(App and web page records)
□ □ □

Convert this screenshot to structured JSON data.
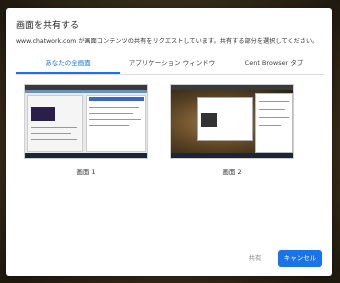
{
  "dialog": {
    "title": "画面を共有する",
    "subtitle": "www.chatwork.com が画面コンテンツの共有をリクエストしています。共有する部分を選択してください。"
  },
  "tabs": [
    {
      "label": "あなたの全画面",
      "active": true
    },
    {
      "label": "アプリケーション ウィンドウ",
      "active": false
    },
    {
      "label": "Cent Browser タブ",
      "active": false
    }
  ],
  "screens": [
    {
      "label": "画面 1"
    },
    {
      "label": "画面 2"
    }
  ],
  "buttons": {
    "share": "共有",
    "cancel": "キャンセル"
  },
  "colors": {
    "accent": "#1a73e8"
  }
}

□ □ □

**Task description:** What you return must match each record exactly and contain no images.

**Result:**
Convert this screenshot to structured JSON data.
{
  "dialog": {
    "title": "画面を共有する",
    "subtitle": "www.chatwork.com が画面コンテンツの共有をリクエストしています。共有する部分を選択してください。"
  },
  "tabs": [
    {
      "label": "あなたの全画面",
      "active": true
    },
    {
      "label": "アプリケーション ウィンドウ",
      "active": false
    },
    {
      "label": "Cent Browser タブ",
      "active": false
    }
  ],
  "screens": [
    {
      "label": "画面 1"
    },
    {
      "label": "画面 2"
    }
  ],
  "buttons": {
    "share": "共有",
    "cancel": "キャンセル"
  },
  "colors": {
    "accent": "#1a73e8"
  }
}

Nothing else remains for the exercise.